-- Work item --
Count every line in the entries that contains "JSON". Report that count alone.

#####

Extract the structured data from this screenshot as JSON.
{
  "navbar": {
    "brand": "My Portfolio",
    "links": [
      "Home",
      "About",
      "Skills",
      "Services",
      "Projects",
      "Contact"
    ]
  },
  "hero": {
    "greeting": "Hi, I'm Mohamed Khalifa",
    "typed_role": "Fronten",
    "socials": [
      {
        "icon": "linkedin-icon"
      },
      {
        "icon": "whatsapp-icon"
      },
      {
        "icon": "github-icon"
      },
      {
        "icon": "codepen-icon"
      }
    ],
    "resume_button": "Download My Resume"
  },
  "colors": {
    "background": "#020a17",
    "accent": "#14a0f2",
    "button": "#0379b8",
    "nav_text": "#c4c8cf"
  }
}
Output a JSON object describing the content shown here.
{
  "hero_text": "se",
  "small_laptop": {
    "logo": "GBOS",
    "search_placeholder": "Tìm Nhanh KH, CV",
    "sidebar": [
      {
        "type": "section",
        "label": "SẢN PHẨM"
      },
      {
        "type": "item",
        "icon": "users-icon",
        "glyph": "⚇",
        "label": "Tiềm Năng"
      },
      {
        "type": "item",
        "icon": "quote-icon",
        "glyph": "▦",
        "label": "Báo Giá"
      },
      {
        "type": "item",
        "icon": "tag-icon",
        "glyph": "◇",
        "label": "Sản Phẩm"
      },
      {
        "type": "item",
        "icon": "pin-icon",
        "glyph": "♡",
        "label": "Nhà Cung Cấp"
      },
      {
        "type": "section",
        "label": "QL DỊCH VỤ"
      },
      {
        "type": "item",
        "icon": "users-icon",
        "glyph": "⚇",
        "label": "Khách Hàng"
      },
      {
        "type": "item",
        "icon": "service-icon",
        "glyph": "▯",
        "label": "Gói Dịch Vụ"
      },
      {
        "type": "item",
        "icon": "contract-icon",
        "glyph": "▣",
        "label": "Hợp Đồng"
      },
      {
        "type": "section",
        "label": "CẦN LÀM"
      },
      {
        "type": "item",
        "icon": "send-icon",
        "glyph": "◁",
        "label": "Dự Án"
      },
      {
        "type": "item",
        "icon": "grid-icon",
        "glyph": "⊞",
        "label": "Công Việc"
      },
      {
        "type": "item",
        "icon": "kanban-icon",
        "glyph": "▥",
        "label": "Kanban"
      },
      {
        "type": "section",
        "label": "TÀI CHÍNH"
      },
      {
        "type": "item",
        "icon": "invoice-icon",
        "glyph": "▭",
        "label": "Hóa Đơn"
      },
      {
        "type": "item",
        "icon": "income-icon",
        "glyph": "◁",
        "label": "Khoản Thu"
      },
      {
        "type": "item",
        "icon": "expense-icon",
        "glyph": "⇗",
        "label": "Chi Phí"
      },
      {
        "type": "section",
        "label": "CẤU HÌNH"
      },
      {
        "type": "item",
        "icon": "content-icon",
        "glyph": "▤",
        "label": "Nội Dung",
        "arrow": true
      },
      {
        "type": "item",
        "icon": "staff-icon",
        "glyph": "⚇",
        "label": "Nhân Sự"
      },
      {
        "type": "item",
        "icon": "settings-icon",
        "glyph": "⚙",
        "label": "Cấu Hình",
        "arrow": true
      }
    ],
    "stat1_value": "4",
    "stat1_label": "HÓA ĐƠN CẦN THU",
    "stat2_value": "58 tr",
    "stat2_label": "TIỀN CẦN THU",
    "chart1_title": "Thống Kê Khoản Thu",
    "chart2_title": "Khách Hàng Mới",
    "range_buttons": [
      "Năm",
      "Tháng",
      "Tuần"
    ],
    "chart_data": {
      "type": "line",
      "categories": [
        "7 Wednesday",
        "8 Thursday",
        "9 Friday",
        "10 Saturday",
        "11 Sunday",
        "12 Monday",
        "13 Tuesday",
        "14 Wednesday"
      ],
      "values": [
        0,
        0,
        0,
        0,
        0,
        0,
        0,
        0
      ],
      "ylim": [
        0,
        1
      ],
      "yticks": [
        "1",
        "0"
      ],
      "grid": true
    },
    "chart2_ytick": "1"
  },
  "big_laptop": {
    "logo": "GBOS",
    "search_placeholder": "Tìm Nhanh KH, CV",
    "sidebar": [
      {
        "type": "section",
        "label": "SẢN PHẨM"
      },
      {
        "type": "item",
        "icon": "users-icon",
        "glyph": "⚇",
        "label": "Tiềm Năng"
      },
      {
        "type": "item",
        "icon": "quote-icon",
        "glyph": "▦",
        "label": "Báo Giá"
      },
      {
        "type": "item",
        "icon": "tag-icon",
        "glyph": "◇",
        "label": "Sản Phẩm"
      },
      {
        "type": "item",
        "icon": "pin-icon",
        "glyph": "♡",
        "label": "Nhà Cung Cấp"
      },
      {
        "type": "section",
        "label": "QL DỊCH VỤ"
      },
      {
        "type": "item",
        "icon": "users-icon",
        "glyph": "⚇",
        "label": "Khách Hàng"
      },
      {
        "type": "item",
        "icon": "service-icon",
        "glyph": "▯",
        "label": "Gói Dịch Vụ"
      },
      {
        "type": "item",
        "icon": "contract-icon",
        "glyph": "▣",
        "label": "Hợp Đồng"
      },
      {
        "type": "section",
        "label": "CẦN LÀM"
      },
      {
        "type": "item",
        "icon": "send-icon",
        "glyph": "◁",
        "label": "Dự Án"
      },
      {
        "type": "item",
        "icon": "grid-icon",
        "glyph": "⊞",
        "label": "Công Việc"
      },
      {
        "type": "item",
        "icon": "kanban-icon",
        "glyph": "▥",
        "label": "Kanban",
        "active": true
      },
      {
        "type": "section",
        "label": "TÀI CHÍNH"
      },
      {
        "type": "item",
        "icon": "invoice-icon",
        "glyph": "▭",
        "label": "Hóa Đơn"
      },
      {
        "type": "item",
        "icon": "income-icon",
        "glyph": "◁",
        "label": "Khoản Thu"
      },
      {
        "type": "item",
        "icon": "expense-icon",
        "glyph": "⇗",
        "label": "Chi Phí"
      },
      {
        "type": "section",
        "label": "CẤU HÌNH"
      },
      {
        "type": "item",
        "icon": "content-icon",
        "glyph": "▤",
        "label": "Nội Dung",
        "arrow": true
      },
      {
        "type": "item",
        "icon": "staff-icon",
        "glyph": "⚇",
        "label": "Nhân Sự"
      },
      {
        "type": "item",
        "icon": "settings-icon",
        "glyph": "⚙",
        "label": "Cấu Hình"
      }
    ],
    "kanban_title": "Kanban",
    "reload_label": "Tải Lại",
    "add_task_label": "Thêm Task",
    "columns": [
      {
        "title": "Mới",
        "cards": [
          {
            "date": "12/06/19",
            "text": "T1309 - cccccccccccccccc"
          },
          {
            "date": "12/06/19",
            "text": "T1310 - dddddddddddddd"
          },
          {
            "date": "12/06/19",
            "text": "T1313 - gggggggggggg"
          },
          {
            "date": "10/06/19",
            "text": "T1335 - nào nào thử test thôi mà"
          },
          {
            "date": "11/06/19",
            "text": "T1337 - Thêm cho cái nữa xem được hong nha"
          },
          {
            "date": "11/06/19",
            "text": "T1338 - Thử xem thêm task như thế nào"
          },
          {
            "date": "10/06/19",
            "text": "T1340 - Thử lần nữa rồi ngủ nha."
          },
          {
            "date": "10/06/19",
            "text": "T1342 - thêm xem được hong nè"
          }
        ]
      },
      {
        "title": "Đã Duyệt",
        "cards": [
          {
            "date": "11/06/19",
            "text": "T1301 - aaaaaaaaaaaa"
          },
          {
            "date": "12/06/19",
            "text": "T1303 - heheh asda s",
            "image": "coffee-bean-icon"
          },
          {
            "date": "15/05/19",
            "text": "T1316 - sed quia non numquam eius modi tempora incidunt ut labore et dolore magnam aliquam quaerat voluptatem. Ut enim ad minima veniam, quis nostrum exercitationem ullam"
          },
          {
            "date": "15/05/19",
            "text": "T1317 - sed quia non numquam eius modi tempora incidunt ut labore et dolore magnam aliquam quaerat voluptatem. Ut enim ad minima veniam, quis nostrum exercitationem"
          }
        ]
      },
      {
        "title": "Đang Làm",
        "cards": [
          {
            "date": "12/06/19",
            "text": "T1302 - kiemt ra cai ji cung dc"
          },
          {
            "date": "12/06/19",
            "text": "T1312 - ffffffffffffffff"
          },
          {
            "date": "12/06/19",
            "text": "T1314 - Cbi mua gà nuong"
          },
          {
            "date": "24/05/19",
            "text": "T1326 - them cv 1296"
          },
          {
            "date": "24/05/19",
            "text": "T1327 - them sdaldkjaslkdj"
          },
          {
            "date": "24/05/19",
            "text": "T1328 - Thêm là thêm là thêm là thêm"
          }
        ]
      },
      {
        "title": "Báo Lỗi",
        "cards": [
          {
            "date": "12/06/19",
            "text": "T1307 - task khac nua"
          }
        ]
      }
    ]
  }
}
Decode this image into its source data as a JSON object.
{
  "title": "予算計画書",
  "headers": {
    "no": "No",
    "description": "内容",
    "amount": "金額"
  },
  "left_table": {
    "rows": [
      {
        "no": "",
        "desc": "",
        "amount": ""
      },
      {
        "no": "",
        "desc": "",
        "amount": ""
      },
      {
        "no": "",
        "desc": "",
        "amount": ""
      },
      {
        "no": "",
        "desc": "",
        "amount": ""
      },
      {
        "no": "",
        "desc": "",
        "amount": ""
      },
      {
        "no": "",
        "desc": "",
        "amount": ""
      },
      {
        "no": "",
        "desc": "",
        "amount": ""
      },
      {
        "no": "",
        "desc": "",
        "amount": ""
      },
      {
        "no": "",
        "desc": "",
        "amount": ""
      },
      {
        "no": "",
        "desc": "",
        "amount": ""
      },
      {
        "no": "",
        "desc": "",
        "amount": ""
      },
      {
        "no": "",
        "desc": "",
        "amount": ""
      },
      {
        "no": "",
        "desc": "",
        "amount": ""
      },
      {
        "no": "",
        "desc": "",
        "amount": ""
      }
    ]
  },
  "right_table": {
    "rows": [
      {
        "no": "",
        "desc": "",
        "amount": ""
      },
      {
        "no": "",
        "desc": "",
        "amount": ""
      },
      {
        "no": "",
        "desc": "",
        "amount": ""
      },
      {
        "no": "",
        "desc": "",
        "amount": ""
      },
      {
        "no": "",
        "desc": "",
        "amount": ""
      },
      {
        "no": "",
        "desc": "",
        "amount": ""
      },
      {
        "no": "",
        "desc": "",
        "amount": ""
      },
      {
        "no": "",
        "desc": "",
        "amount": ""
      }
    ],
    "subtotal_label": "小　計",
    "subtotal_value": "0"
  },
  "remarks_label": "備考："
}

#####

-- Solution below --
3